Records for the task:
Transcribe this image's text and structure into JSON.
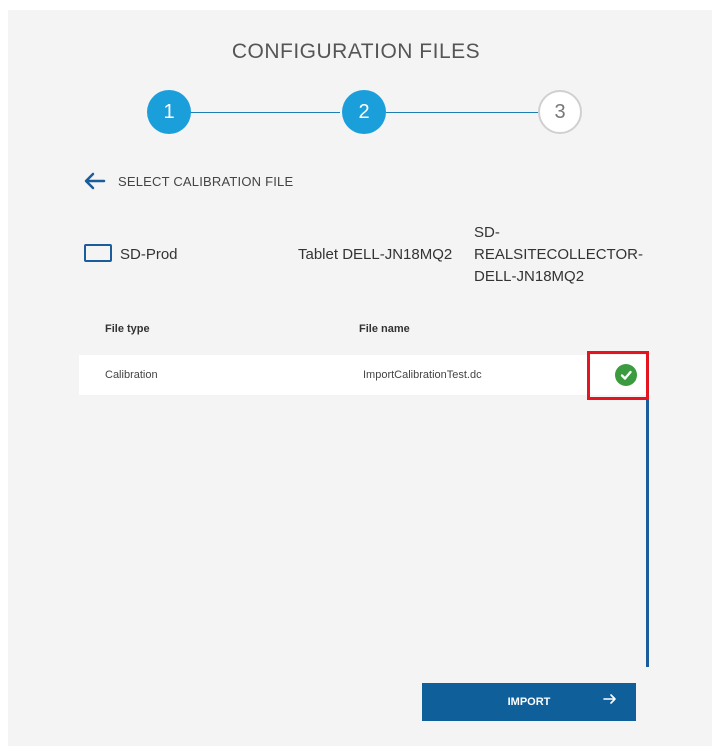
{
  "page": {
    "title": "CONFIGURATION FILES"
  },
  "stepper": {
    "steps": [
      "1",
      "2",
      "3"
    ],
    "active_steps": 2
  },
  "back": {
    "label": "SELECT CALIBRATION FILE"
  },
  "device": {
    "name": "SD-Prod",
    "tablet": "Tablet DELL-JN18MQ2",
    "collector_lines": [
      "SD-",
      "REALSITECOLLECTOR-",
      "DELL-JN18MQ2"
    ]
  },
  "table": {
    "headers": {
      "file_type": "File type",
      "file_name": "File name"
    },
    "rows": [
      {
        "file_type": "Calibration",
        "file_name": "ImportCalibrationTest.dc",
        "status": "success"
      }
    ]
  },
  "actions": {
    "import_label": "IMPORT"
  },
  "colors": {
    "accent": "#1b9fdb",
    "primary_button": "#0f5f9a",
    "success": "#3b9b3f",
    "highlight": "#e4151f"
  },
  "icons": {
    "back": "arrow-left-icon",
    "device": "tablet-icon",
    "status": "check-circle-icon",
    "import": "arrow-right-icon"
  }
}
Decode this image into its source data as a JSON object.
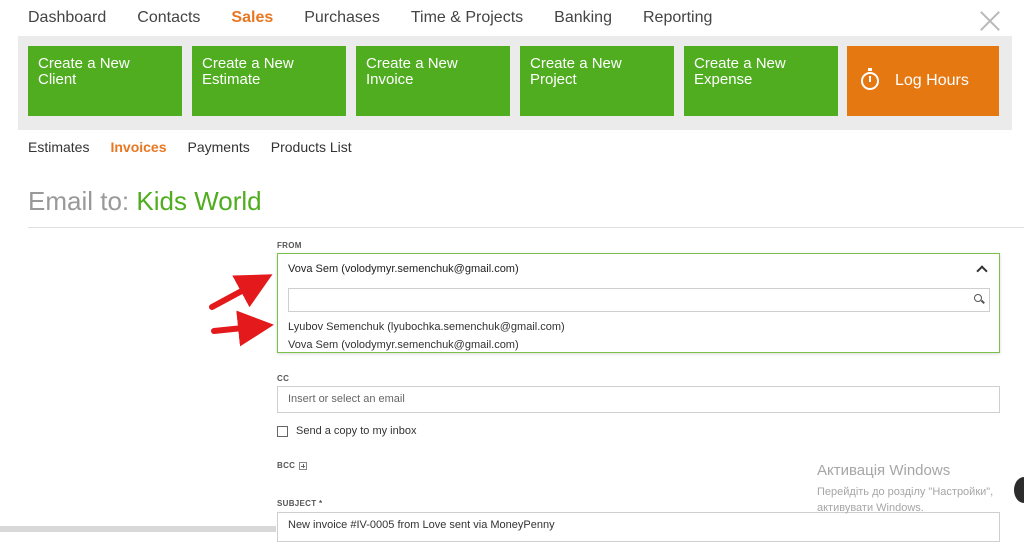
{
  "nav": {
    "items": [
      {
        "label": "Dashboard"
      },
      {
        "label": "Contacts"
      },
      {
        "label": "Sales"
      },
      {
        "label": "Purchases"
      },
      {
        "label": "Time & Projects"
      },
      {
        "label": "Banking"
      },
      {
        "label": "Reporting"
      }
    ],
    "close_icon": "close-icon"
  },
  "quick_actions": [
    {
      "label": "Create a New Client"
    },
    {
      "label": "Create a New Estimate"
    },
    {
      "label": "Create a New Invoice"
    },
    {
      "label": "Create a New Project"
    },
    {
      "label": "Create a New Expense"
    },
    {
      "label": "Log Hours",
      "icon": "stopwatch-icon"
    }
  ],
  "sub_nav": [
    {
      "label": "Estimates"
    },
    {
      "label": "Invoices"
    },
    {
      "label": "Payments"
    },
    {
      "label": "Products List"
    }
  ],
  "page": {
    "title_prefix": "Email to:",
    "client_name": "Kids World"
  },
  "form": {
    "from_label": "FROM",
    "from_selected": "Vova Sem (volodymyr.semenchuk@gmail.com)",
    "from_options": [
      "Lyubov Semenchuk (lyubochka.semenchuk@gmail.com)",
      "Vova Sem (volodymyr.semenchuk@gmail.com)"
    ],
    "cc_label": "CC",
    "cc_placeholder": "Insert or select an email",
    "copy_label": "Send a copy to my inbox",
    "bcc_label": "BCC",
    "subject_label": "SUBJECT *",
    "subject_value": "New invoice #IV-0005 from Love sent via MoneyPenny"
  },
  "watermark": {
    "title": "Активація Windows",
    "line1": "Перейдіть до розділу \"Настройки\",",
    "line2": "активувати Windows."
  },
  "colors": {
    "accent_orange": "#e87722",
    "action_green": "#4fad1f",
    "log_orange": "#e67812",
    "arrow_red": "#e3191c"
  }
}
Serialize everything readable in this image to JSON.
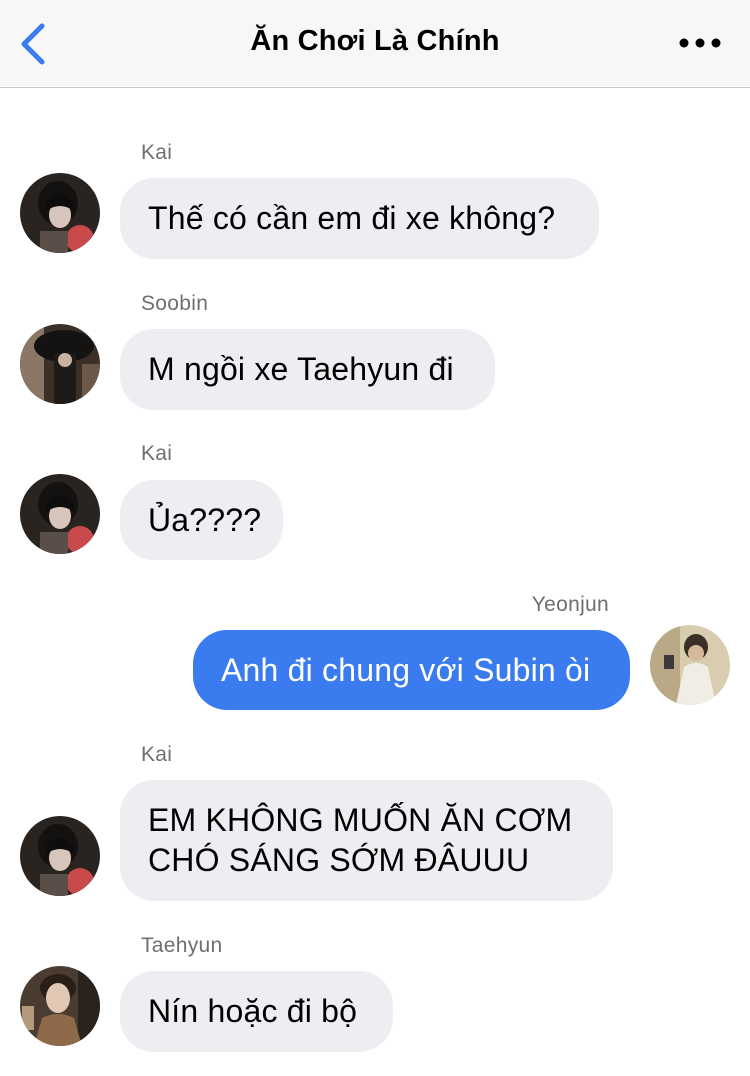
{
  "header": {
    "title": "Ăn Chơi Là Chính",
    "back_icon": "chevron-left-icon",
    "more_icon": "ellipsis-icon",
    "accent_color": "#3a7bf0"
  },
  "messages": [
    {
      "sender": "Kai",
      "text": "Thế có cần em đi xe không?",
      "direction": "incoming"
    },
    {
      "sender": "Soobin",
      "text": "M ngồi xe Taehyun đi",
      "direction": "incoming"
    },
    {
      "sender": "Kai",
      "text": "Ủa????",
      "direction": "incoming"
    },
    {
      "sender": "Yeonjun",
      "text": "Anh đi chung với Subin òi",
      "direction": "outgoing"
    },
    {
      "sender": "Kai",
      "text": "EM KHÔNG MUỐN ĂN CƠM CHÓ SÁNG SỚM ĐÂUUU",
      "lines": [
        "EM KHÔNG MUỐN ĂN CƠM",
        "CHÓ SÁNG SỚM ĐÂUUU"
      ],
      "direction": "incoming"
    },
    {
      "sender": "Taehyun",
      "text": "Nín hoặc đi bộ",
      "direction": "incoming"
    }
  ],
  "colors": {
    "incoming_bubble": "#eeeef2",
    "outgoing_bubble": "#3a7bf0"
  }
}
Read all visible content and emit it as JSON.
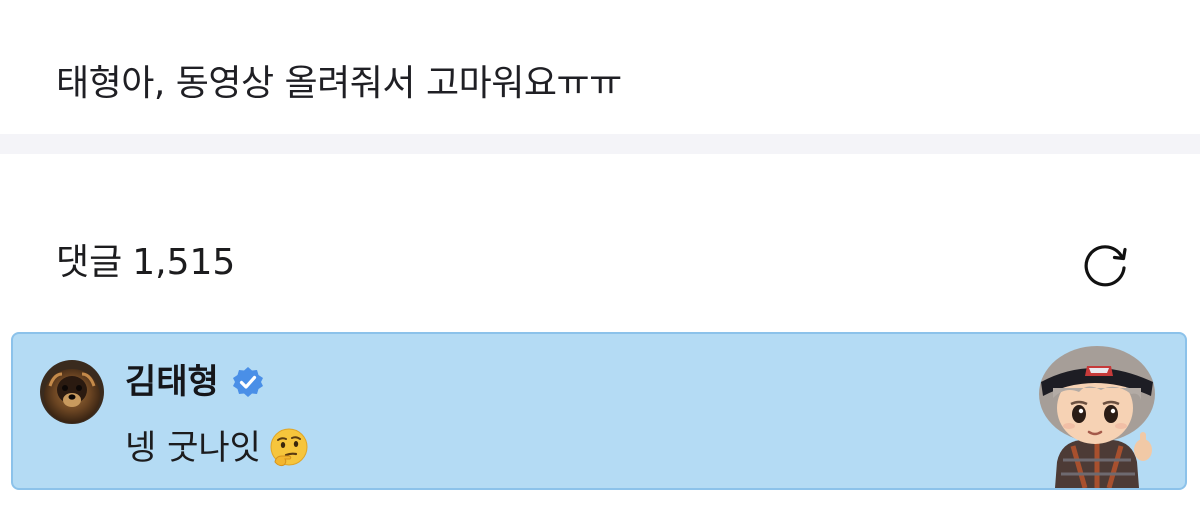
{
  "post": {
    "text": "태형아, 동영상 올려줘서 고마워요ㅠㅠ"
  },
  "comments": {
    "label": "댓글",
    "count": "1,515",
    "refresh_icon": "refresh-icon"
  },
  "pinned_comment": {
    "author": "김태형",
    "verified_icon": "verified-badge-icon",
    "text": "넹 굿나잇",
    "emoji": "thinking-face",
    "highlight_color": "#b4dbf4",
    "border_color": "#8cc2ea",
    "badge_color": "#4a8fe7",
    "avatar": "avatar-dog-photo",
    "sticker": "character-sticker"
  }
}
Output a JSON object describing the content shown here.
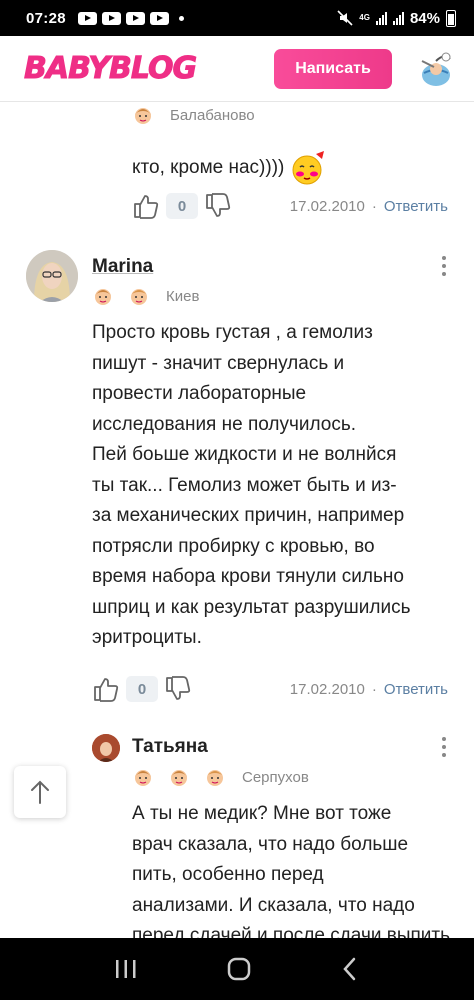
{
  "status_bar": {
    "time": "07:28",
    "battery": "84%",
    "network": "4G"
  },
  "header": {
    "logo": "BABYBLOG",
    "write_button": "Написать"
  },
  "comments": [
    {
      "location": "Балабаново",
      "text": "кто, кроме нас))))",
      "likes": "0",
      "date": "17.02.2010",
      "reply_label": "Ответить"
    },
    {
      "author": "Marina",
      "location": "Киев",
      "text_lines": [
        "Просто кровь густая , а гемолиз",
        "пишут - значит свернулась и",
        "провести лабораторные",
        "исследования не получилось.",
        "Пей боьше жидкости и не волнйся",
        "ты так... Гемолиз может быть и из-",
        "за механических причин, например",
        "потрясли пробирку с кровью, во",
        "время набора крови тянули сильно",
        "шприц и как результат разрушились",
        "эритроциты."
      ],
      "likes": "0",
      "date": "17.02.2010",
      "reply_label": "Ответить"
    },
    {
      "author": "Татьяна",
      "location": "Серпухов",
      "text_lines": [
        "А ты не медик? Мне вот тоже",
        "врач сказала, что надо больше",
        "пить, особенно перед",
        "анализами. И сказала, что надо",
        "перед сдачей и после сдачи выпить"
      ]
    }
  ],
  "icons": {
    "like": "thumbs-up-icon",
    "dislike": "thumbs-down-icon",
    "more": "more-vertical-icon",
    "scroll_up": "arrow-up-icon",
    "child_girl": "girl-icon",
    "child_boy": "boy-icon"
  },
  "colors": {
    "brand": "#ef2e86",
    "reply": "#5b7fa3",
    "muted": "#888888"
  }
}
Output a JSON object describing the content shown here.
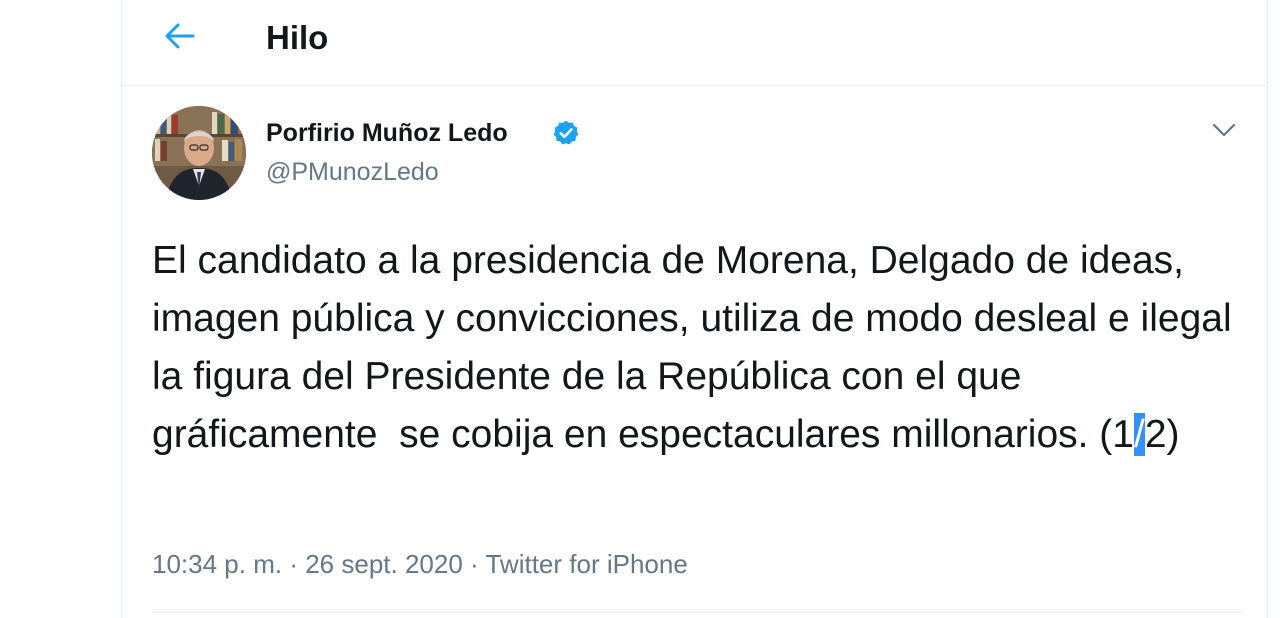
{
  "header": {
    "title": "Hilo",
    "back_icon": "arrow-left-icon"
  },
  "tweet": {
    "author_name": "Porfirio Muñoz Ledo",
    "handle": "@PMunozLedo",
    "verified": true,
    "text_before_selection": "El candidato a la presidencia de Morena, Delgado de ideas, imagen pública y convicciones, utiliza de modo desleal e ilegal la figura del Presidente de la República con el que gráficamente  se cobija en espectaculares millonarios. (1",
    "text_selected": "/",
    "text_after_selection": "2)",
    "time": "10:34 p. m.",
    "separator": "·",
    "date": "26 sept. 2020",
    "source": "Twitter for iPhone"
  },
  "colors": {
    "accent": "#1da1f2",
    "text": "#14171a",
    "secondary": "#657786",
    "border": "#e6ecf0",
    "selection": "#3390ff"
  }
}
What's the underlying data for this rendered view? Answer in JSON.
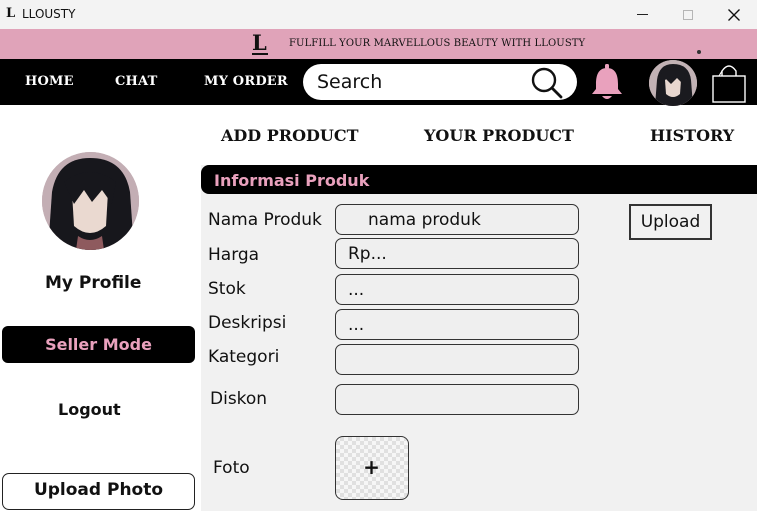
{
  "window": {
    "logo_letter": "L",
    "title": "LLOUSTY",
    "close_glyph": "✕"
  },
  "banner": {
    "logo_letter": "L",
    "tagline": "FULFILL YOUR MARVELLOUS BEAUTY WITH LLOUSTY",
    "color": "#e0a3b9"
  },
  "nav": {
    "home": "HOME",
    "chat": "CHAT",
    "my_order": "MY ORDER",
    "search_placeholder": "Search",
    "bell_color": "#e9a1bd"
  },
  "tabs": {
    "add_product": "ADD PRODUCT",
    "your_product": "YOUR PRODUCT",
    "history": "HISTORY"
  },
  "sidebar": {
    "my_profile": "My Profile",
    "seller_mode": "Seller Mode",
    "logout": "Logout",
    "upload_photo": "Upload Photo",
    "accent": "#e9a1bd"
  },
  "form": {
    "title": "Informasi Produk",
    "upload_button": "Upload",
    "fields": [
      {
        "label": "Nama Produk",
        "placeholder": "nama produk"
      },
      {
        "label": "Harga",
        "placeholder": "Rp..."
      },
      {
        "label": "Stok",
        "placeholder": "..."
      },
      {
        "label": "Deskripsi",
        "placeholder": "..."
      },
      {
        "label": "Kategori",
        "placeholder": ""
      },
      {
        "label": "Diskon",
        "placeholder": ""
      }
    ],
    "foto_label": "Foto",
    "foto_add": "+"
  }
}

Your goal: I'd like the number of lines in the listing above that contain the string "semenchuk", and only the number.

Solved problem: 3